** WHAT YOU HAVE TO DO **
Reproduce the following records exactly from the line containing "Decode this image" onward, ending with the last line and including it.

Start of INFORMATION PROVIDED

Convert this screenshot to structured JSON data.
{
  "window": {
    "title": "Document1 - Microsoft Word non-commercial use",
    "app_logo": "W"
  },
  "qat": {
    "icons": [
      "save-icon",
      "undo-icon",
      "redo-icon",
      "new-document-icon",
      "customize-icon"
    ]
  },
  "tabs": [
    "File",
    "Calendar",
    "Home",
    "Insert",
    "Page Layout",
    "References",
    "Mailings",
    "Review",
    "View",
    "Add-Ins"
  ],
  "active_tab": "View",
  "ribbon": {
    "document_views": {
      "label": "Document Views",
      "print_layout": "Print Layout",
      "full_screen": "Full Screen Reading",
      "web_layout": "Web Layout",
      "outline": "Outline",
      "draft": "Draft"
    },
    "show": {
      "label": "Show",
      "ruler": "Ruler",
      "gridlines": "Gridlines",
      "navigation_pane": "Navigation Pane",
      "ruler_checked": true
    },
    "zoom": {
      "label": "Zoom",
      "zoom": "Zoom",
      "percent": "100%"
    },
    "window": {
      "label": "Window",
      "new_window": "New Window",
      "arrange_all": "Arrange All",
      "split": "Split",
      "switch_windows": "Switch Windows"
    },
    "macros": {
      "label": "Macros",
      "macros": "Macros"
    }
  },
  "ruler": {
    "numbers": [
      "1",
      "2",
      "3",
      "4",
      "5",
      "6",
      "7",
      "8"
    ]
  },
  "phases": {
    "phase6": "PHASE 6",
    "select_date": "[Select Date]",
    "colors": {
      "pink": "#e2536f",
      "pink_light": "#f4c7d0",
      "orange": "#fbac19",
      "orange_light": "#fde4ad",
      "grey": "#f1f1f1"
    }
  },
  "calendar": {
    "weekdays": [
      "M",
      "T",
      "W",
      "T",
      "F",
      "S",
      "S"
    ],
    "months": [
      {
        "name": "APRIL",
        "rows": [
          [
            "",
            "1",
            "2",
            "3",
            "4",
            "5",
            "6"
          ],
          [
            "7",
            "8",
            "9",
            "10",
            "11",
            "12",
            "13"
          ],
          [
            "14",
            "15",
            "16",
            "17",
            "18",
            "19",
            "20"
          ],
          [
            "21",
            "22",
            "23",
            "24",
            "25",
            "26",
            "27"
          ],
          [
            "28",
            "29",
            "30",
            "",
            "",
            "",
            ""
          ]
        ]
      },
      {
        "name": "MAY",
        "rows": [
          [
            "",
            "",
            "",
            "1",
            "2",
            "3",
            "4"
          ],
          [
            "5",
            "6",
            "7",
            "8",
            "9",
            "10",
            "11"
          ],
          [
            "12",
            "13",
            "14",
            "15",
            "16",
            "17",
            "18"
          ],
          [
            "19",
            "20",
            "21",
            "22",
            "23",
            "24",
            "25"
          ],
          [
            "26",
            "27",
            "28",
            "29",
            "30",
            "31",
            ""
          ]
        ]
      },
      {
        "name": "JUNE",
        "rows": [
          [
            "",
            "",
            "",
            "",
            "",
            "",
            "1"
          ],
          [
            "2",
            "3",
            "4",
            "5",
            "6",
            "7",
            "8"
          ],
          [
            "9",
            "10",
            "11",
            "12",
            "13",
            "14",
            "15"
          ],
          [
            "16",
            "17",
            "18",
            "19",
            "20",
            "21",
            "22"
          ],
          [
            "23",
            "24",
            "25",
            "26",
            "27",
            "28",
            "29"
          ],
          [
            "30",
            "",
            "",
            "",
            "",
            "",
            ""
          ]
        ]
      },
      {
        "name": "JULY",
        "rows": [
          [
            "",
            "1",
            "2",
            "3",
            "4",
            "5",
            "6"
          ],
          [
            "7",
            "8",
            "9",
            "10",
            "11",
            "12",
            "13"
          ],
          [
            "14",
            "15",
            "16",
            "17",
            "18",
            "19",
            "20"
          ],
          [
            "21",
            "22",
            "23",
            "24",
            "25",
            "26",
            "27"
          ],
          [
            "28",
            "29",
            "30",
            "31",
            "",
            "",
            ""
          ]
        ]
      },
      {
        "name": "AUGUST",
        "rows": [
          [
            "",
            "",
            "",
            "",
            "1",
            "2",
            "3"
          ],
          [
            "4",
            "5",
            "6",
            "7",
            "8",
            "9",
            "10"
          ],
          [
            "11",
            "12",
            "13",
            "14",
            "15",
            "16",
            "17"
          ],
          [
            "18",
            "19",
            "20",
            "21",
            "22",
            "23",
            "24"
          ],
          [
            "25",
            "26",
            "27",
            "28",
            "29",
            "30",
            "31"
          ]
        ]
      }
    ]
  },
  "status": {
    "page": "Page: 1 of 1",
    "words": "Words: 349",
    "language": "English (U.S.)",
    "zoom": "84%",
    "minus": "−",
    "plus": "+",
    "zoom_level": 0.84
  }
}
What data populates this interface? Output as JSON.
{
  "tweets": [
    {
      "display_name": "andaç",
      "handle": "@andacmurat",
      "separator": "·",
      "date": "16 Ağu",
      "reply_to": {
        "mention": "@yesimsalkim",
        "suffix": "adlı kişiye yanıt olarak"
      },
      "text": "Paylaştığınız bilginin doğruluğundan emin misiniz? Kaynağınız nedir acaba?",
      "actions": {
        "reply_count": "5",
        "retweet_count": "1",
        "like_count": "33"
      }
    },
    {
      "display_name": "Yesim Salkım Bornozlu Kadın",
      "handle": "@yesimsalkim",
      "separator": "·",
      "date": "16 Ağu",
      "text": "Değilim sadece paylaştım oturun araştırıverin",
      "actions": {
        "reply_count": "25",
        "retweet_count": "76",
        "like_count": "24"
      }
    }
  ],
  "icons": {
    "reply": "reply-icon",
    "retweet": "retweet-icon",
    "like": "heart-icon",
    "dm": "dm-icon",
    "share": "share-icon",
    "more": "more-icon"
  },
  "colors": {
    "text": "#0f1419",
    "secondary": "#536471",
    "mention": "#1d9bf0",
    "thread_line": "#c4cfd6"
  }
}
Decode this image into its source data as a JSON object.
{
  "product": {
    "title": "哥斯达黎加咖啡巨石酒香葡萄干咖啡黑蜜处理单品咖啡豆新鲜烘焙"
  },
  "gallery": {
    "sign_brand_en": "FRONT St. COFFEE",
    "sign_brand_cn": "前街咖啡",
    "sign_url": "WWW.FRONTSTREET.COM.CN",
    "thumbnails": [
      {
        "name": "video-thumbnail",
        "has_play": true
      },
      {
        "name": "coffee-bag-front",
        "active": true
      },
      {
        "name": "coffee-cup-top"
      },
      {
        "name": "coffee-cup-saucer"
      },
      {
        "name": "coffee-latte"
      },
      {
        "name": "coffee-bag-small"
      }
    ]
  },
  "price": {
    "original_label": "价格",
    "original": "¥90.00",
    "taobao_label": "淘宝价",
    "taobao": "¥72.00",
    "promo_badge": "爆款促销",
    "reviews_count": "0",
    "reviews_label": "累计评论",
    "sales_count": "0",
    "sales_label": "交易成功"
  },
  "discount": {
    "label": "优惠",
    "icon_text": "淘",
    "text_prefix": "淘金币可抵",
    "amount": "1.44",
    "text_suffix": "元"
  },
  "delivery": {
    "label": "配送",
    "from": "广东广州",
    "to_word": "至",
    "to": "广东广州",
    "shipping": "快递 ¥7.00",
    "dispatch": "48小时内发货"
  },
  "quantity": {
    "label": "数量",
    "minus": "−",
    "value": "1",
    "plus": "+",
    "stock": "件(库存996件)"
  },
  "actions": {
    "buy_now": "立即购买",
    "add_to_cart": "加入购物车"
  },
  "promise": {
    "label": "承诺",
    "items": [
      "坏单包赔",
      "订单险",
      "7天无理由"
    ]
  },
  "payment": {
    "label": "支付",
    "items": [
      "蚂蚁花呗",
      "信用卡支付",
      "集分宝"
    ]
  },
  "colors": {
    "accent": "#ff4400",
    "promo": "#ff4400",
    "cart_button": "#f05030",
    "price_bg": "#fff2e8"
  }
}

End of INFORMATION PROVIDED

** SOLUTION **
Decode this image into its source data as a JSON object.
{
  "product": {
    "title": "哥斯达黎加咖啡巨石酒香葡萄干咖啡黑蜜处理单品咖啡豆新鲜烘焙"
  },
  "gallery": {
    "sign_brand_en": "FRONT St. COFFEE",
    "sign_brand_cn": "前街咖啡",
    "sign_url": "WWW.FRONTSTREET.COM.CN",
    "thumbnails": [
      {
        "name": "video-thumbnail",
        "has_play": true
      },
      {
        "name": "coffee-bag-front",
        "active": true
      },
      {
        "name": "coffee-cup-top"
      },
      {
        "name": "coffee-cup-saucer"
      },
      {
        "name": "coffee-latte"
      },
      {
        "name": "coffee-bag-small"
      }
    ]
  },
  "price": {
    "original_label": "价格",
    "original": "¥90.00",
    "taobao_label": "淘宝价",
    "taobao": "¥72.00",
    "promo_badge": "爆款促销",
    "reviews_count": "0",
    "reviews_label": "累计评论",
    "sales_count": "0",
    "sales_label": "交易成功"
  },
  "discount": {
    "label": "优惠",
    "icon_text": "淘",
    "text_prefix": "淘金币可抵",
    "amount": "1.44",
    "text_suffix": "元"
  },
  "delivery": {
    "label": "配送",
    "from": "广东广州",
    "to_word": "至",
    "to": "广东广州",
    "shipping": "快递 ¥7.00",
    "dispatch": "48小时内发货"
  },
  "quantity": {
    "label": "数量",
    "minus": "−",
    "value": "1",
    "plus": "+",
    "stock": "件(库存996件)"
  },
  "actions": {
    "buy_now": "立即购买",
    "add_to_cart": "加入购物车"
  },
  "promise": {
    "label": "承诺",
    "items": [
      "坏单包赔",
      "订单险",
      "7天无理由"
    ]
  },
  "payment": {
    "label": "支付",
    "items": [
      "蚂蚁花呗",
      "信用卡支付",
      "集分宝"
    ]
  },
  "colors": {
    "accent": "#ff4400",
    "promo": "#ff4400",
    "cart_button": "#f05030",
    "price_bg": "#fff2e8"
  }
}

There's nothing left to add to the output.